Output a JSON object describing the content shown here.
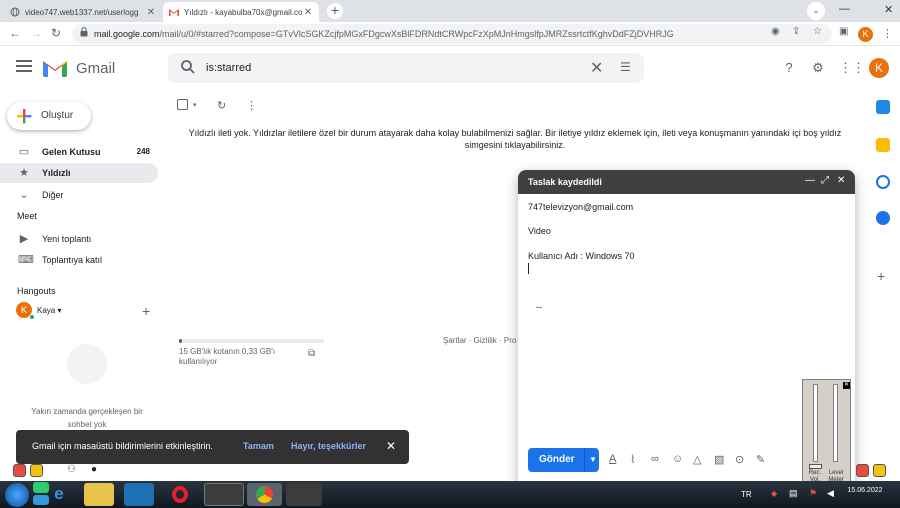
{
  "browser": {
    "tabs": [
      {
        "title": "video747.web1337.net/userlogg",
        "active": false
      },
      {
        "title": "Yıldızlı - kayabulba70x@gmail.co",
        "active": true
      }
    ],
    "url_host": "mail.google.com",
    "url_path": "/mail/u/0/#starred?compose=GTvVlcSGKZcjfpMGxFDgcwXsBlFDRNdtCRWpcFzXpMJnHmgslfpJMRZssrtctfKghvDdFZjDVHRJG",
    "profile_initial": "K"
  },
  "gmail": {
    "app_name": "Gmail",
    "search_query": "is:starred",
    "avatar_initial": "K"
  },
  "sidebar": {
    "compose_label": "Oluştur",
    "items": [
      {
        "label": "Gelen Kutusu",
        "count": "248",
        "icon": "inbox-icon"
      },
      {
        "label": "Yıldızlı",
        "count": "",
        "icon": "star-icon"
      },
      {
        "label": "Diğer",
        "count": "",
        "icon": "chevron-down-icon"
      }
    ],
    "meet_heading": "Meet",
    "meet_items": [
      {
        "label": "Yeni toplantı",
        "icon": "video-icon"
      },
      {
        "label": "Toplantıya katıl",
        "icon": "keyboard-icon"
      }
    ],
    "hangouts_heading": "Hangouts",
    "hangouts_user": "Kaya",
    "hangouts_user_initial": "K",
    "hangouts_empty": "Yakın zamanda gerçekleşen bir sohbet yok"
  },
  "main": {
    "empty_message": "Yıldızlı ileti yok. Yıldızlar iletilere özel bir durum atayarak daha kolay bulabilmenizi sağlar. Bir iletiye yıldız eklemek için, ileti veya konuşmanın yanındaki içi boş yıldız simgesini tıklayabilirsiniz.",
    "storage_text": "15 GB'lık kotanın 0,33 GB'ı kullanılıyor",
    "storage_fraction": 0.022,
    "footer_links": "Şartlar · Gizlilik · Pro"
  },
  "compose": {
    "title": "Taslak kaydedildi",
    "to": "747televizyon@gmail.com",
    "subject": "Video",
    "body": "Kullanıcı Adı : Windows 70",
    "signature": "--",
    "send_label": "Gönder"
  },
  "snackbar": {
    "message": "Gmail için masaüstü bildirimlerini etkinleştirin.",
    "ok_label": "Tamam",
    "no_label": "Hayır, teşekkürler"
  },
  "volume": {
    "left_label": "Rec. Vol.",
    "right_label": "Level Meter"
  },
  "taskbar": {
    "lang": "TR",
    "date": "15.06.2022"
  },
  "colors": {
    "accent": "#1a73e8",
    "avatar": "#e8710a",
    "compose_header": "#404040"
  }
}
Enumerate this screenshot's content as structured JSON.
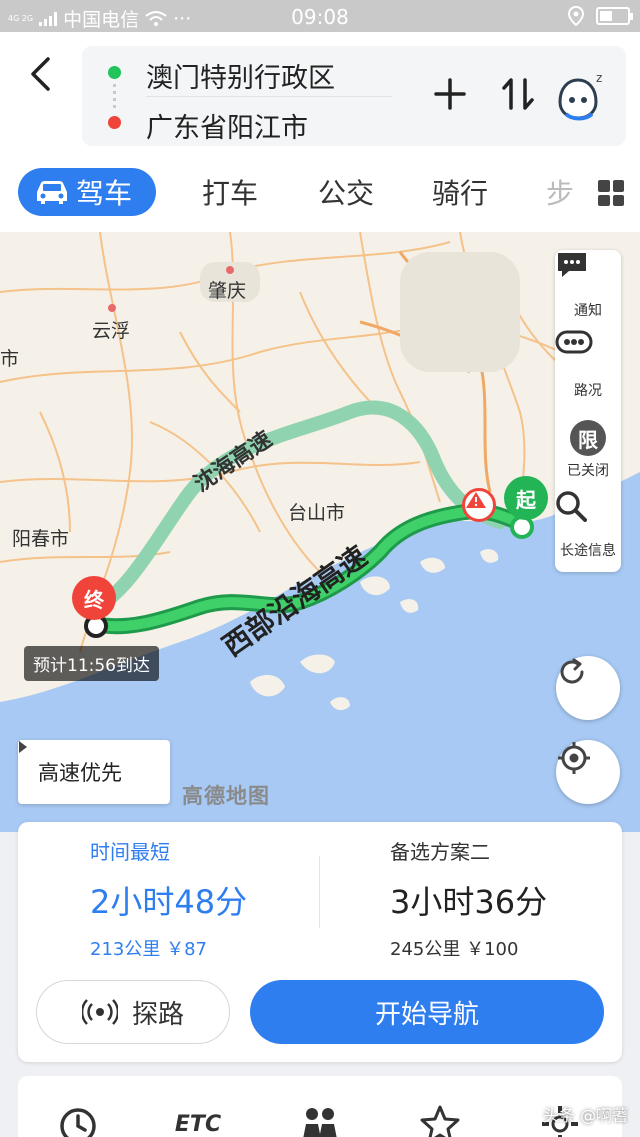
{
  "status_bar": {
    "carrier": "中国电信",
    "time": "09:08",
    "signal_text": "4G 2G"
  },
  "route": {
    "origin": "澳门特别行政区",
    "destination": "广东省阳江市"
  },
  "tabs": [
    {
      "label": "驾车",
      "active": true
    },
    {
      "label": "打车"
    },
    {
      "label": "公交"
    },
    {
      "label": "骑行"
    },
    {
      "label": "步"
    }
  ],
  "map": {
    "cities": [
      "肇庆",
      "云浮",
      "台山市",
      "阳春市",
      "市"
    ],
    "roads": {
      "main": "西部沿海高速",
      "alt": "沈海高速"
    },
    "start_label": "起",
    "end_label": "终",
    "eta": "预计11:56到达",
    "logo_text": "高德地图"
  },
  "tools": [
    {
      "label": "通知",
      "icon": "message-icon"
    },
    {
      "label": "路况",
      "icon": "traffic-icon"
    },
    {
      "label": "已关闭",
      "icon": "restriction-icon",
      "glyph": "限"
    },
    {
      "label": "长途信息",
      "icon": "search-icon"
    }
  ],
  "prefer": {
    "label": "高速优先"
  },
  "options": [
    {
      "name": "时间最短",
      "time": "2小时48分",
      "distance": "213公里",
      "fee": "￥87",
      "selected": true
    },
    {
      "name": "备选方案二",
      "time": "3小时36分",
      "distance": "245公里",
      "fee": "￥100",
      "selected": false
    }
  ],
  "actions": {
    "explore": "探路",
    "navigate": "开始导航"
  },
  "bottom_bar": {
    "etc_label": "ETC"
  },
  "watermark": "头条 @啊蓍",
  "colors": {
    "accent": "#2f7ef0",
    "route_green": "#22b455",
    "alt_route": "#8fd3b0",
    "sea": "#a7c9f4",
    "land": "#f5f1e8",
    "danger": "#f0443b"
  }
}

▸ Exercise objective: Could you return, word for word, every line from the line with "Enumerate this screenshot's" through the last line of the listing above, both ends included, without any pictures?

▸ Exercise response:
Enumerate this screenshot's content as structured JSON.
{
  "status_bar": {
    "carrier": "中国电信",
    "time": "09:08",
    "signal_text": "4G 2G"
  },
  "route": {
    "origin": "澳门特别行政区",
    "destination": "广东省阳江市"
  },
  "tabs": [
    {
      "label": "驾车",
      "active": true
    },
    {
      "label": "打车"
    },
    {
      "label": "公交"
    },
    {
      "label": "骑行"
    },
    {
      "label": "步"
    }
  ],
  "map": {
    "cities": [
      "肇庆",
      "云浮",
      "台山市",
      "阳春市",
      "市"
    ],
    "roads": {
      "main": "西部沿海高速",
      "alt": "沈海高速"
    },
    "start_label": "起",
    "end_label": "终",
    "eta": "预计11:56到达",
    "logo_text": "高德地图"
  },
  "tools": [
    {
      "label": "通知",
      "icon": "message-icon"
    },
    {
      "label": "路况",
      "icon": "traffic-icon"
    },
    {
      "label": "已关闭",
      "icon": "restriction-icon",
      "glyph": "限"
    },
    {
      "label": "长途信息",
      "icon": "search-icon"
    }
  ],
  "prefer": {
    "label": "高速优先"
  },
  "options": [
    {
      "name": "时间最短",
      "time": "2小时48分",
      "distance": "213公里",
      "fee": "￥87",
      "selected": true
    },
    {
      "name": "备选方案二",
      "time": "3小时36分",
      "distance": "245公里",
      "fee": "￥100",
      "selected": false
    }
  ],
  "actions": {
    "explore": "探路",
    "navigate": "开始导航"
  },
  "bottom_bar": {
    "etc_label": "ETC"
  },
  "watermark": "头条 @啊蓍",
  "colors": {
    "accent": "#2f7ef0",
    "route_green": "#22b455",
    "alt_route": "#8fd3b0",
    "sea": "#a7c9f4",
    "land": "#f5f1e8",
    "danger": "#f0443b"
  }
}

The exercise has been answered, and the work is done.